    • Third, is the crisis stemming from the role of big money in politics -- through what is practised as lobbying.
    • Finally, policy paralysis around the US federal budget may be playing the biggest role of all in America’s incipient governance crisis.
  • Unofficial WTO talks at Geneva
    • Take a look at this graphic which briefs us on the unofficial talks scheduled for November 30, the contentious issues and India's offensive and defensive interests in this round.
  • If you are asked to name a few Indian spices, what will your answer look like?
    • Looks like a silly question; doesn't it? While reading a story, we tried to answer the question ourselves, but couldn't come up with an answer that contained more than four names at a time. Here is a list of more than 10 Indian spices:
    • cumin, coriander, turmeric, ginger, cardamom, clove, fenugreek, cinnamon, nutmeg, fennel, red pepper
Language lessons
  • doff: Verb
    • Remove
    • "He doffed his hat"
  • yen: Noun
    • A yearning for something or to do something
    • Verb: Have a desire for something or someone who is not present
    • eg: India Inc’s yen for best security practices is bringing in big moolah for trainers in South Africa and Israel.
  • wry: Adjective
    • Humorously sarcastic or mocking; Bent to one side
    • eg: In January 1938, The Chicago Daily Tribune offered a wry definition of a recession, calling it “a new word for depression, coined by those who don’t like to admit that we’re still in one”.
  • self fulfilling prophecy

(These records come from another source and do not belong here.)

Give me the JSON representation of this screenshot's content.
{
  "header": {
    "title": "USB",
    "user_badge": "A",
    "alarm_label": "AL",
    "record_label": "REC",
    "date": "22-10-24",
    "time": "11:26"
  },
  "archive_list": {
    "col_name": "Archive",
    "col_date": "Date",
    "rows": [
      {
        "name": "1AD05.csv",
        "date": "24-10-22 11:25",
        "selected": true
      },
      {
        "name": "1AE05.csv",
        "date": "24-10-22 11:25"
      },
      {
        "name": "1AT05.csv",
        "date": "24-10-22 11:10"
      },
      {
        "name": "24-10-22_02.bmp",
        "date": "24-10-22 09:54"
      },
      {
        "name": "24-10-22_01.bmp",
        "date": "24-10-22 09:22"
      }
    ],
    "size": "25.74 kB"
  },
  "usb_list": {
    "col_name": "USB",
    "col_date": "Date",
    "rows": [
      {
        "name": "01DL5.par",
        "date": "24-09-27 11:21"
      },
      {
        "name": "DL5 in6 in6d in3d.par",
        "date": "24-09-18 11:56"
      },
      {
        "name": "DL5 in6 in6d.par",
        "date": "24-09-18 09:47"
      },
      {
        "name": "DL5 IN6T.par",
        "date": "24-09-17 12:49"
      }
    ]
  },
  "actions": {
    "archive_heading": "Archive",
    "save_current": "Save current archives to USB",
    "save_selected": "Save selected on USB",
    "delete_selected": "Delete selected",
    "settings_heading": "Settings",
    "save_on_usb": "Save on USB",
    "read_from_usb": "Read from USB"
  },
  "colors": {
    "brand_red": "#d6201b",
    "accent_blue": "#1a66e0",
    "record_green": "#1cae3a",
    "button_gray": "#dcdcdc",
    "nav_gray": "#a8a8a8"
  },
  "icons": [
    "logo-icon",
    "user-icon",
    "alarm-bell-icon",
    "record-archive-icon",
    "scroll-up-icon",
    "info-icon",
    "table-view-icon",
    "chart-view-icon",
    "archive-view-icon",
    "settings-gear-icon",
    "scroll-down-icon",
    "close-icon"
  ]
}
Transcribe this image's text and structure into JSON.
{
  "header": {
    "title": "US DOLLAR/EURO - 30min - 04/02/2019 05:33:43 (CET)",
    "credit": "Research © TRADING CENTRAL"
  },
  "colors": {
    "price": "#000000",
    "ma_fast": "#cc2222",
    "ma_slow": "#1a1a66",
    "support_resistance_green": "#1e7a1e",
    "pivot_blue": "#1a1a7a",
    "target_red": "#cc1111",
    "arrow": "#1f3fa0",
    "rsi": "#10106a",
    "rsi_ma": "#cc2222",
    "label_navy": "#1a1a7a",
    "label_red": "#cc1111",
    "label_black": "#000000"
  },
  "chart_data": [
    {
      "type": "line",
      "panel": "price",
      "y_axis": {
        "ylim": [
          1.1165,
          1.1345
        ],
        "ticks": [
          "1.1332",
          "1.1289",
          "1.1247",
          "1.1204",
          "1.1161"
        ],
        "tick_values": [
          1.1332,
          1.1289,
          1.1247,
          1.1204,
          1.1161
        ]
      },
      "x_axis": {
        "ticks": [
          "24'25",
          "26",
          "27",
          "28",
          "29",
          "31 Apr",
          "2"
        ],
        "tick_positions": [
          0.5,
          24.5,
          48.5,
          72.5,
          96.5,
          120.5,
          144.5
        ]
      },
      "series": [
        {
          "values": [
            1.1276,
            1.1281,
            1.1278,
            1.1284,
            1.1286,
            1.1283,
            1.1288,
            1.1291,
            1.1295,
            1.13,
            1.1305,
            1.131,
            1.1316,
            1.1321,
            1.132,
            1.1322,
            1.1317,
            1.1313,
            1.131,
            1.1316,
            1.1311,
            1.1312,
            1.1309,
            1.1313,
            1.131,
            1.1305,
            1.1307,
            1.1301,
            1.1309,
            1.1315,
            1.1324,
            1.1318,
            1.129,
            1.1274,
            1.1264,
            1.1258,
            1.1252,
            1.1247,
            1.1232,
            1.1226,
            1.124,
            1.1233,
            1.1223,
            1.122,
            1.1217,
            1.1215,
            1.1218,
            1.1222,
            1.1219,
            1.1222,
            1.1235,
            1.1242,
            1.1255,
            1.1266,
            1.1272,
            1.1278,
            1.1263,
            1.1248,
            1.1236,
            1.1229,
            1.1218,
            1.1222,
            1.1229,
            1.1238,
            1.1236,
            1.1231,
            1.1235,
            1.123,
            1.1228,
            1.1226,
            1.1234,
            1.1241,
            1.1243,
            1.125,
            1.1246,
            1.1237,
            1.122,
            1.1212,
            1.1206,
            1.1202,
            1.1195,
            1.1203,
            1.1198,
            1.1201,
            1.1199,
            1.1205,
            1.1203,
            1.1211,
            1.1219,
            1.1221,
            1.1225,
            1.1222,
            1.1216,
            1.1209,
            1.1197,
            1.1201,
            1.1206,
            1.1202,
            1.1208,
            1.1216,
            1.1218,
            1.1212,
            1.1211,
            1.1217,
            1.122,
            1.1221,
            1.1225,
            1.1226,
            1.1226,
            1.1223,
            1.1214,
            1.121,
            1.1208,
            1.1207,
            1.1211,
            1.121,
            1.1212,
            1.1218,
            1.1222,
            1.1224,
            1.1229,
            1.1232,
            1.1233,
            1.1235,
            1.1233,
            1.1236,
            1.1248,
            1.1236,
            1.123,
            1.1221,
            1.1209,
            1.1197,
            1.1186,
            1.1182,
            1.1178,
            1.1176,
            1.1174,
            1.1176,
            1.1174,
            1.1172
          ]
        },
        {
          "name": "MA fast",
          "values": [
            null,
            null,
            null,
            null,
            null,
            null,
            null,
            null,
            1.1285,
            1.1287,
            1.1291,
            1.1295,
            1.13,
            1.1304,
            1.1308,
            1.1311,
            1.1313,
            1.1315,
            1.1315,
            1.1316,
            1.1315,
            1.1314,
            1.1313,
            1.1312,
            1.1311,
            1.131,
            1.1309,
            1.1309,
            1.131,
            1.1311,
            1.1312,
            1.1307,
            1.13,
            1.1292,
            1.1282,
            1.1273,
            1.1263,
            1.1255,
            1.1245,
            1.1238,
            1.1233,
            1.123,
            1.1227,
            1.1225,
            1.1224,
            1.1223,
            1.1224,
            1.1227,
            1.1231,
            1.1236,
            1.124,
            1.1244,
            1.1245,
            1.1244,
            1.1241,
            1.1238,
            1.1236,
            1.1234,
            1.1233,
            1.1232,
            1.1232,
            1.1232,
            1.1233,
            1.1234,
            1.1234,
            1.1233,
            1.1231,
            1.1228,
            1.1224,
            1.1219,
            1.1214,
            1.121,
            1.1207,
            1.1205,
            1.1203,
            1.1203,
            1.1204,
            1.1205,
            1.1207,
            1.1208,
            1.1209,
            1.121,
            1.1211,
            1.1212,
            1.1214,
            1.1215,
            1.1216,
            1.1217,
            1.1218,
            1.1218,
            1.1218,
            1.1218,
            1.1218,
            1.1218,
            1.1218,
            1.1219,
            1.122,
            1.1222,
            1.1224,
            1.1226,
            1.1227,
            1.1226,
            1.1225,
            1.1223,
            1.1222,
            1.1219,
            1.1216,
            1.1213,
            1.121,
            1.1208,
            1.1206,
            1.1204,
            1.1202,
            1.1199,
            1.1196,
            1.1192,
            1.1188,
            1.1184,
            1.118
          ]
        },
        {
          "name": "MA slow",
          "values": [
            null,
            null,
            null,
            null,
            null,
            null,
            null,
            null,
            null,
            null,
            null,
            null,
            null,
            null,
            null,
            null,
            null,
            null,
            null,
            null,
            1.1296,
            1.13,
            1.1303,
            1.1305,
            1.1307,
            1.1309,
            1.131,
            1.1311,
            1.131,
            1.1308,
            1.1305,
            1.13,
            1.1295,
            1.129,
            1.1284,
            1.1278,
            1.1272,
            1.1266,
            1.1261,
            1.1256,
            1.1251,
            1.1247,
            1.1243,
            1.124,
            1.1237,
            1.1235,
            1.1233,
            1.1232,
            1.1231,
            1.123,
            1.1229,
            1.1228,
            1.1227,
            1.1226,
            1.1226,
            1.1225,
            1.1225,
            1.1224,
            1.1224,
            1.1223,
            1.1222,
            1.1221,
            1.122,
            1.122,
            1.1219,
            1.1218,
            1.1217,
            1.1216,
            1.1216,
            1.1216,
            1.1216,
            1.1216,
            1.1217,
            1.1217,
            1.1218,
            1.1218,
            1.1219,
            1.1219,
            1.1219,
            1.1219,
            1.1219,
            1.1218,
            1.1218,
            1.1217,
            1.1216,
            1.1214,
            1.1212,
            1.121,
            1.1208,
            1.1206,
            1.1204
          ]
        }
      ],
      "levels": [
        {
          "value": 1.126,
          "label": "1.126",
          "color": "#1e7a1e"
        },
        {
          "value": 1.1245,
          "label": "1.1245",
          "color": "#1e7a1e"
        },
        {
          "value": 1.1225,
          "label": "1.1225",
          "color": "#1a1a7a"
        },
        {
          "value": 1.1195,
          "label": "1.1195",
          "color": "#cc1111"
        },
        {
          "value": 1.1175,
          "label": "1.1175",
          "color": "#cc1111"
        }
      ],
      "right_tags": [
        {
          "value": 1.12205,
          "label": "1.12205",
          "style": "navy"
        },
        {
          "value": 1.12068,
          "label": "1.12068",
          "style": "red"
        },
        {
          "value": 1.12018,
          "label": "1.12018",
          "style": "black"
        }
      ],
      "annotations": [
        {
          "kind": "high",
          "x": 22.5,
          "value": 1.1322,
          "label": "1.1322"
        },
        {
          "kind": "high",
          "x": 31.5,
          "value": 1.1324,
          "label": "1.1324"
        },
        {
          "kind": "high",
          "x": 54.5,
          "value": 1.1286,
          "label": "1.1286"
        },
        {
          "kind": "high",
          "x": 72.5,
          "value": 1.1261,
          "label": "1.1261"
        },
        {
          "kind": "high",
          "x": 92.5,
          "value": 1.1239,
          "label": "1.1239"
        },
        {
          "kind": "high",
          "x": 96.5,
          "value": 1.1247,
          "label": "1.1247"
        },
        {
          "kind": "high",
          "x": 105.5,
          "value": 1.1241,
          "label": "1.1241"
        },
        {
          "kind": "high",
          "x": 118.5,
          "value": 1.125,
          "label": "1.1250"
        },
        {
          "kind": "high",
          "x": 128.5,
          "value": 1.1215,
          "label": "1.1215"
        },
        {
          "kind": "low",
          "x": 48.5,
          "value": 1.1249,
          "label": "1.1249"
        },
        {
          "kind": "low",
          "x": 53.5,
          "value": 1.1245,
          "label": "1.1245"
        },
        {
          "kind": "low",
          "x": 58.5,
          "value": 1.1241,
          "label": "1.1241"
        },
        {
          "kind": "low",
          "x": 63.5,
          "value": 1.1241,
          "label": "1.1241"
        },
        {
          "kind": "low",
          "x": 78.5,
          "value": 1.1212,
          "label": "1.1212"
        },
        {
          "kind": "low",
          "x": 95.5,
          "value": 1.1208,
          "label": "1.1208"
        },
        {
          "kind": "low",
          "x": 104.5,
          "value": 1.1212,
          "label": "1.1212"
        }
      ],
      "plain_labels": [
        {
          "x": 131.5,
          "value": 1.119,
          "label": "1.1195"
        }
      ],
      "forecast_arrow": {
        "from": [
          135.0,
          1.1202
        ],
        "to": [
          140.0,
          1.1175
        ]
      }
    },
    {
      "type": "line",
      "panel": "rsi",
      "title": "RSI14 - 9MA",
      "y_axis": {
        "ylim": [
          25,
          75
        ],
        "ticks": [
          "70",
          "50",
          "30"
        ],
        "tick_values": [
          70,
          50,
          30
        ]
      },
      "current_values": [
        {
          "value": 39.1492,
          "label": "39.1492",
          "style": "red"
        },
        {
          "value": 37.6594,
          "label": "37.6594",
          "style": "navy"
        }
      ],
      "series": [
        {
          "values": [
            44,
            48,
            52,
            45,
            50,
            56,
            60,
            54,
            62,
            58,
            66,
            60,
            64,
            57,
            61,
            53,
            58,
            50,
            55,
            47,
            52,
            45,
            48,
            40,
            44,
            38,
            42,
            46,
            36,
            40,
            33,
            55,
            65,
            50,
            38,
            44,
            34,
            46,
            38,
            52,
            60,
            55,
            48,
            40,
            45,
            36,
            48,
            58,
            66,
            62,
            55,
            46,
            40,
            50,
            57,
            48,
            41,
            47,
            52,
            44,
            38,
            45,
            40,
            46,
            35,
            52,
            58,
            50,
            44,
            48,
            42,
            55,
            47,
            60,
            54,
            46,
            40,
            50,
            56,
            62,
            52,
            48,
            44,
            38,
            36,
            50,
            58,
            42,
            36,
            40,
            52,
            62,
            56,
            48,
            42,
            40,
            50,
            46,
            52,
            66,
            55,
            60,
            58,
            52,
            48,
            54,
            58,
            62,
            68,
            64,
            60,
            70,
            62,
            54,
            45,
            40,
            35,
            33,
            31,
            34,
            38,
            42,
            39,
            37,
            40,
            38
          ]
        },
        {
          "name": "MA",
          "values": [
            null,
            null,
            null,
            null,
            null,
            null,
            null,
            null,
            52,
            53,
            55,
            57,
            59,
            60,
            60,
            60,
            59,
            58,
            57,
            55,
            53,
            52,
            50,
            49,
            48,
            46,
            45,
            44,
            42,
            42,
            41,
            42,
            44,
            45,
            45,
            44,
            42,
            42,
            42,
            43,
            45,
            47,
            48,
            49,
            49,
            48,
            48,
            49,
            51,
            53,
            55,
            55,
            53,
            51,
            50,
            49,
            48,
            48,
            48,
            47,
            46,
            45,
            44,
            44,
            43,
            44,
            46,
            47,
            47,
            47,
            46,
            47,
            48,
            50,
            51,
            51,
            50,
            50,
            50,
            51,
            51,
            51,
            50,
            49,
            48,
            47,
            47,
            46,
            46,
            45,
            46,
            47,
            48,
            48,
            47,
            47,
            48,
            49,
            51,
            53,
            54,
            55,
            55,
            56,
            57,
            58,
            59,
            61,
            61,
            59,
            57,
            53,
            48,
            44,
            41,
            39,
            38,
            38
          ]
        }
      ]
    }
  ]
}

    • This phrase was brought into prominence by the Columbia University sociologist Robert K. Merton in his 1948 article in The Antioch Review titled “The Self-Fulfilling Prophecy.” He used the Great Depression as his first example.